More UK businesses have been set up in the 100-days since the result of the EU referendum than in the corresponding period in 2015 pre-Brexit vote, according to new findings released today. The research, compiled by Creditsafe, the world’s most-user provider of online company credit reports, also revealed that during the three months since the Brexit announcement, there were more new company start-ups in the UK than in either France or Germany.
Creditsafe, which also operates across Europe, analysed its country-wide company databases to assess whether the Brexit decision had had a noticeable effect on entrepreneurial spirit by comparing the number of post-referendum start-ups in the UK against the same period in 2015. The results revealed that there have been more than 2,000 new company start-ups in the three months since Brexit was announced than in the same period last year.

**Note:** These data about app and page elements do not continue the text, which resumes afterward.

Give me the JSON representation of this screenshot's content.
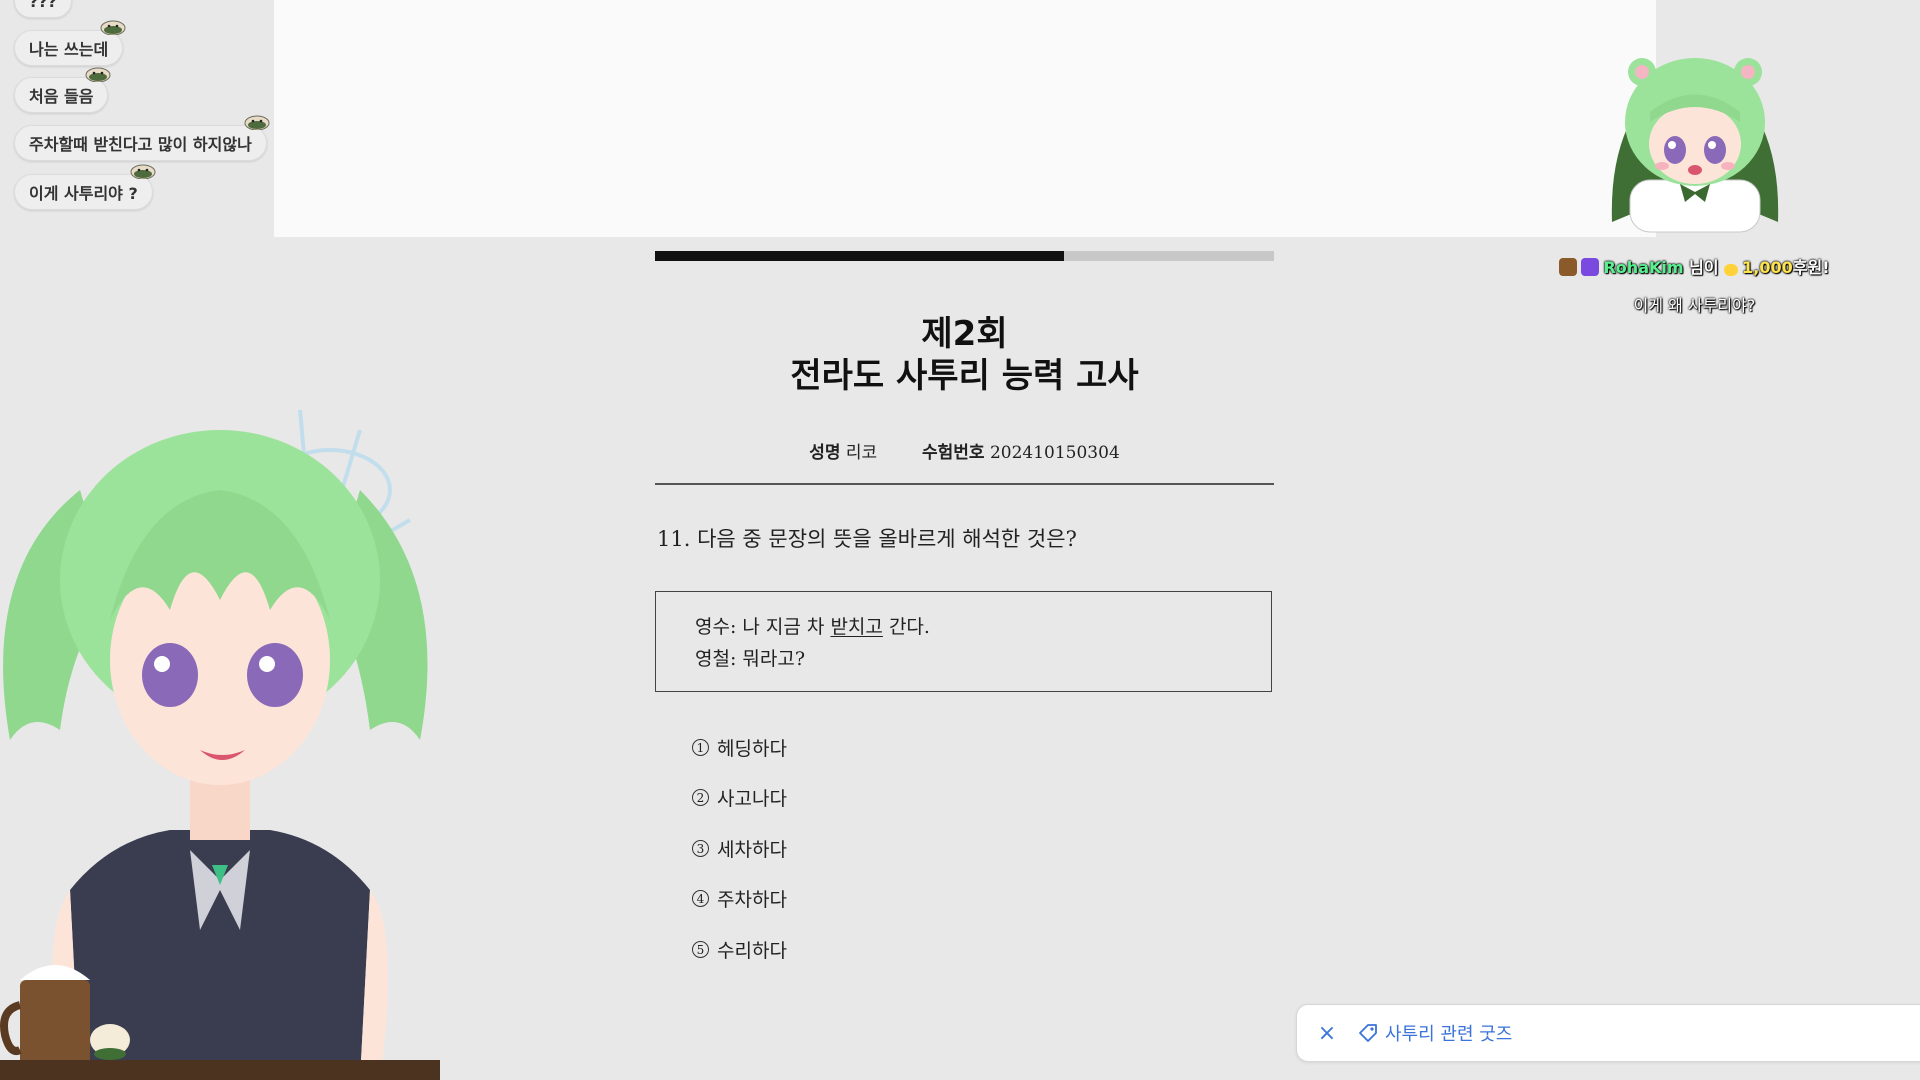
{
  "chat": {
    "messages": [
      {
        "text": "???"
      },
      {
        "text": "나는 쓰는데"
      },
      {
        "text": "처음 들음"
      },
      {
        "text": "주차할때 받친다고 많이 하지않나"
      },
      {
        "text": "이게 사투리야 ?"
      }
    ]
  },
  "exam": {
    "progress": 0.66,
    "title_line1": "제2회",
    "title_line2": "전라도 사투리 능력 고사",
    "name_label": "성명",
    "name_value": "리코",
    "id_label": "수험번호",
    "id_value": "202410150304",
    "question": "11. 다음 중 문장의 뜻을 올바르게 해석한 것은?",
    "dialog": {
      "line1_prefix": "영수: 나 지금 차 ",
      "line1_underlined": "받치고",
      "line1_suffix": " 간다.",
      "line2": "영철: 뭐라고?"
    },
    "options": [
      {
        "num": "1",
        "text": "헤딩하다"
      },
      {
        "num": "2",
        "text": "사고나다"
      },
      {
        "num": "3",
        "text": "세차하다"
      },
      {
        "num": "4",
        "text": "주차하다"
      },
      {
        "num": "5",
        "text": "수리하다"
      }
    ]
  },
  "donation": {
    "donor": "RohaKim",
    "suffix": " 님이 ",
    "amount": "1,000",
    "amount_suffix": "후원!",
    "message": "이게 왜 사투리야?"
  },
  "goods": {
    "close_icon": "×",
    "label": "사투리 관련 굿즈"
  },
  "colors": {
    "accent_blue": "#3a73d9",
    "donor_green": "#59f08f",
    "amount_yellow": "#ffe34a",
    "hair_green": "#9be29a"
  }
}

The research also compared the UK’s performance against that of the other two largest economies in Europe. The figures show that once again the UK leads the way, with 152,713 start-ups in the three months following the EU referendum, compared to 119,833 in France and just 11,599 in Germany.
Rachel Mainwaring, Operations Director at Creditsafe, commented: “Many predicted that the vote in favour of leaving the EU could well put a brake on the encouraging number of start-ups here in the UK, but our findings suggest that this does not seem to have been the case. We have a strong tradition in the UK of being an innovative and progressive nation and it’s encouraging to see that the Brexit vote does not appear to have shaken our sense of enterprise.

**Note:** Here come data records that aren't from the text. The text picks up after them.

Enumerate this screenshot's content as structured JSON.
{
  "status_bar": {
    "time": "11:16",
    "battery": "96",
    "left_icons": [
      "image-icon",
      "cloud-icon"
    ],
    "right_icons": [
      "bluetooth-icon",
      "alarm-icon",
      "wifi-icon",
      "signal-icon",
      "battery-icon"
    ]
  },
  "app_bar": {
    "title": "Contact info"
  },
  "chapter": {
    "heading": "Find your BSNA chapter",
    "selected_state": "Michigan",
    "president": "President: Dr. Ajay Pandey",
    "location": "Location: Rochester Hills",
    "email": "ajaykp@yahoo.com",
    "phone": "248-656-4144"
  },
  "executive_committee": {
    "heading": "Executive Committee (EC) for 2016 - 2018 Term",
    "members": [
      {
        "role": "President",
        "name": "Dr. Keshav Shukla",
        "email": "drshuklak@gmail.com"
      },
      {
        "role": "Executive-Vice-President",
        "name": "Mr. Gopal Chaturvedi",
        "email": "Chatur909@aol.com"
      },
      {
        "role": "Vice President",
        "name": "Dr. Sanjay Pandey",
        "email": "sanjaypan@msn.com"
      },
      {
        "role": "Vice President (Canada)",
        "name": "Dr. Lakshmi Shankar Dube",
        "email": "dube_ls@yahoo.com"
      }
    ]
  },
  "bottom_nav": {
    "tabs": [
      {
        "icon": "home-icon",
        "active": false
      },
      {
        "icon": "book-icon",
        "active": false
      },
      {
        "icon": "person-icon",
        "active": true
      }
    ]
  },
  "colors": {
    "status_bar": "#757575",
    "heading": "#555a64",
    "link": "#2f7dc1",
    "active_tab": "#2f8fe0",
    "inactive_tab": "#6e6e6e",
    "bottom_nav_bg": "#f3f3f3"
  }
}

“With the falls in exchange rates and several recent surveys showing conflicting views on commercial and consumer confidence, it would have been easy to imagine that the UK business outlook would be worse than that in France or Germany. However, our research shows that a higher number of start-ups have been established in the UK than in either of our near neighbours when comparing the 100 days since the results of the referendum to the same period in 2015.”

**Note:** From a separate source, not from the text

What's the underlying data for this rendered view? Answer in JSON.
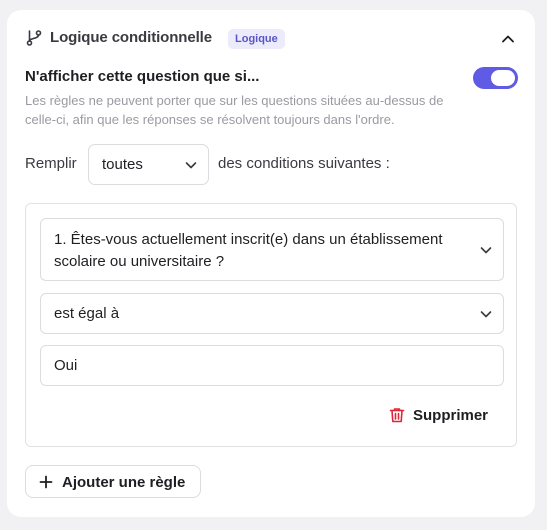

Rachel added: “The emerging picture of a post-referendum economy is continuing to be shaped, but we are confident that the UK’s rich history of entrepreneurship will remain regardless of the outlook in the months to come now that the Prime Minister has set out a timeline for triggering Article 50.”